**Task item:**
For the material below, set down exactly the lines between the one containing "Decode this image" and the last line, both included, leaving every picture out.

**Data for processing:**
────────────────

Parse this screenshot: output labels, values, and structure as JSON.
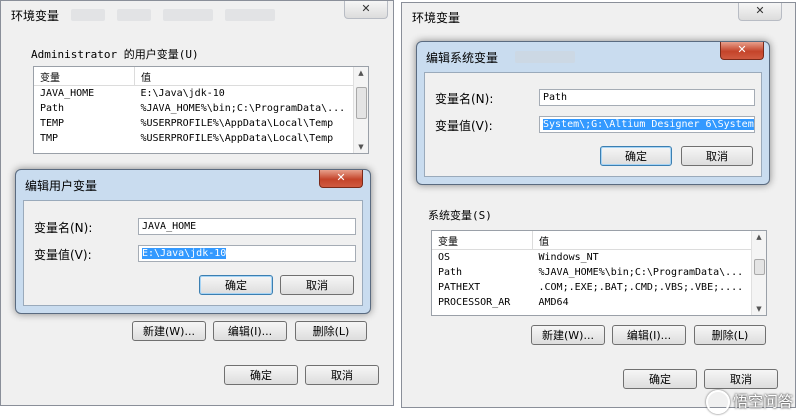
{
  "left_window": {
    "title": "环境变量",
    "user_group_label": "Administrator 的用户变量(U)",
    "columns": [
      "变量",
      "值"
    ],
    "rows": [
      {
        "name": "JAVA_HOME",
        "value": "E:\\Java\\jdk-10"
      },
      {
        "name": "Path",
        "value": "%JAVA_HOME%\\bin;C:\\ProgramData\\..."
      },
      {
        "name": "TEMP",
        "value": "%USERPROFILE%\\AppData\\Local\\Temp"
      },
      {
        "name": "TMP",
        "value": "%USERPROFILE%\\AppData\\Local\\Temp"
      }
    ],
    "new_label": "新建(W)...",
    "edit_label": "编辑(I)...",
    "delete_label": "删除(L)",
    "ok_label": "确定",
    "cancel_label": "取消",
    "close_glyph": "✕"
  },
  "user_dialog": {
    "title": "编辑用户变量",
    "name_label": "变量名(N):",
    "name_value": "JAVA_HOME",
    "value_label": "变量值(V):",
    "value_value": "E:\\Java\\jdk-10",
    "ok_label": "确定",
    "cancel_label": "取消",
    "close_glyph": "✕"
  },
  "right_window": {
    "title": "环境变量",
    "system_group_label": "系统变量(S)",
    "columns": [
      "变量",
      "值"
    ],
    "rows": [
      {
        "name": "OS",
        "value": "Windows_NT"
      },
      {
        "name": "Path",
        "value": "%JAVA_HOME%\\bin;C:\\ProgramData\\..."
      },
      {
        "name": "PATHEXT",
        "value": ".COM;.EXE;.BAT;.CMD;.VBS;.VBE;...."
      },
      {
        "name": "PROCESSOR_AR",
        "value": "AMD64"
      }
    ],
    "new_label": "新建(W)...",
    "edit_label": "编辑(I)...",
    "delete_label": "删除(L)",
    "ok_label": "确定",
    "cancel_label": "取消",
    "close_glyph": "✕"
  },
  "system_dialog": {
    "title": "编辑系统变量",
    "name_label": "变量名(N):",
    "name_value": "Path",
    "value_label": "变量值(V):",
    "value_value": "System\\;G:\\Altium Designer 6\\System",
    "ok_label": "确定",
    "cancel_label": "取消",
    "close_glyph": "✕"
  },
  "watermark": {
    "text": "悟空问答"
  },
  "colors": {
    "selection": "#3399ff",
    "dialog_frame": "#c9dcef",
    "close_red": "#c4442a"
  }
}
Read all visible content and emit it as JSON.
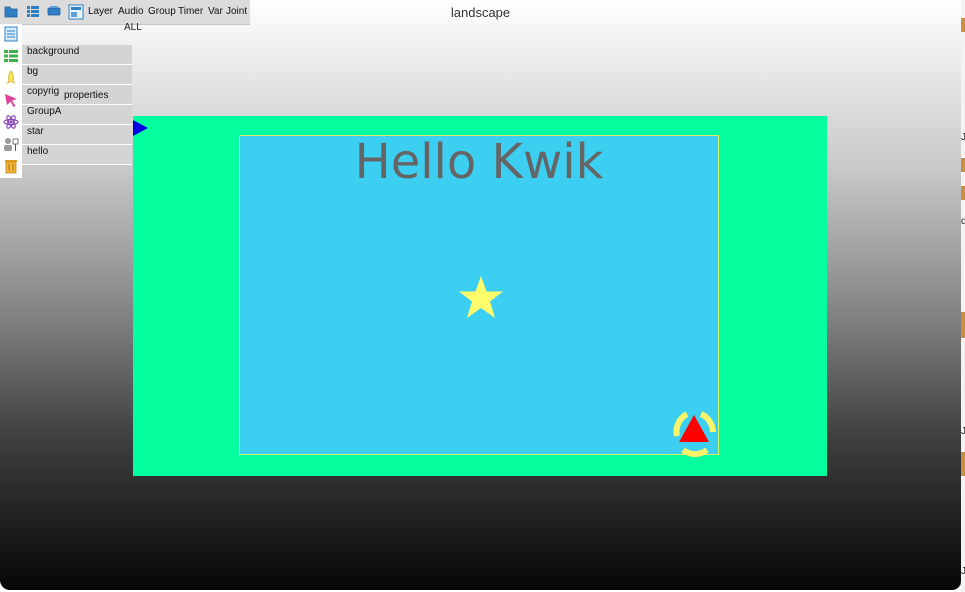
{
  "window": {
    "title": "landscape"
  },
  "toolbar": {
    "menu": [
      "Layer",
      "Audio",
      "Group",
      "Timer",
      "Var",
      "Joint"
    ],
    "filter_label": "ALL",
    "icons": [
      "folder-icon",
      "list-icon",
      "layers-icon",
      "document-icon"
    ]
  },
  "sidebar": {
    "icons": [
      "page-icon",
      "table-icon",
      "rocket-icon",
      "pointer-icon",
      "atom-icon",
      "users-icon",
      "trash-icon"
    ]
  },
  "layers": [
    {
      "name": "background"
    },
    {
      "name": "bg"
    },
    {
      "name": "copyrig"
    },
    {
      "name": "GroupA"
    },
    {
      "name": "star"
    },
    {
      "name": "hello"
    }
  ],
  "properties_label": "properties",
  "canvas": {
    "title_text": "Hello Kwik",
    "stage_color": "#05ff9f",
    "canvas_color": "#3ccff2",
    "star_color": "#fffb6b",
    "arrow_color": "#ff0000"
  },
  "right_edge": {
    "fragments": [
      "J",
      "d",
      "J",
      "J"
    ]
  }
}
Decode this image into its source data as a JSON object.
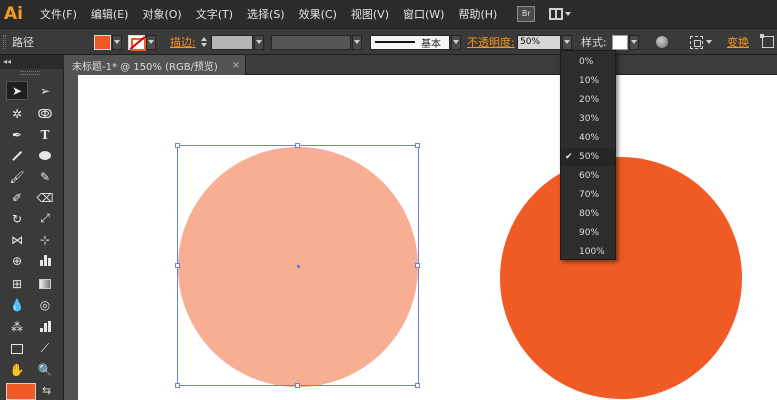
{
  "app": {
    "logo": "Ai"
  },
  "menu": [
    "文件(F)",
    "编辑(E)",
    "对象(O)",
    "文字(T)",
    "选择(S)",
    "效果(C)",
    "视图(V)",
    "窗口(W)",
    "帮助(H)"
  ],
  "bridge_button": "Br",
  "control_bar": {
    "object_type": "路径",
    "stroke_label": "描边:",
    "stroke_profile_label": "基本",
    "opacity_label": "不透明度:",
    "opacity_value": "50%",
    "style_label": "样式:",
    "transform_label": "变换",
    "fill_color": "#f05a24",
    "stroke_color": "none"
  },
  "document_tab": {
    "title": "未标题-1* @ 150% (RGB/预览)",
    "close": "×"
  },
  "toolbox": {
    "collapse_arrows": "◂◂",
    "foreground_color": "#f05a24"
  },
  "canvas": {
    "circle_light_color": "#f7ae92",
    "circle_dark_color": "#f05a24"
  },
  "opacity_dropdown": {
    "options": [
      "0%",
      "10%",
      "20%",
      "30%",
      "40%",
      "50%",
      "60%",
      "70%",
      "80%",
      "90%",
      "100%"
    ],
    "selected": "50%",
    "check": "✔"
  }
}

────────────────

**Task answer:**
Decode this image into its source data as a JSON object.
{
  "app": {
    "logo": "Ai"
  },
  "menu": [
    "文件(F)",
    "编辑(E)",
    "对象(O)",
    "文字(T)",
    "选择(S)",
    "效果(C)",
    "视图(V)",
    "窗口(W)",
    "帮助(H)"
  ],
  "bridge_button": "Br",
  "control_bar": {
    "object_type": "路径",
    "stroke_label": "描边:",
    "stroke_profile_label": "基本",
    "opacity_label": "不透明度:",
    "opacity_value": "50%",
    "style_label": "样式:",
    "transform_label": "变换",
    "fill_color": "#f05a24",
    "stroke_color": "none"
  },
  "document_tab": {
    "title": "未标题-1* @ 150% (RGB/预览)",
    "close": "×"
  },
  "toolbox": {
    "collapse_arrows": "◂◂",
    "foreground_color": "#f05a24"
  },
  "canvas": {
    "circle_light_color": "#f7ae92",
    "circle_dark_color": "#f05a24"
  },
  "opacity_dropdown": {
    "options": [
      "0%",
      "10%",
      "20%",
      "30%",
      "40%",
      "50%",
      "60%",
      "70%",
      "80%",
      "90%",
      "100%"
    ],
    "selected": "50%",
    "check": "✔"
  }
}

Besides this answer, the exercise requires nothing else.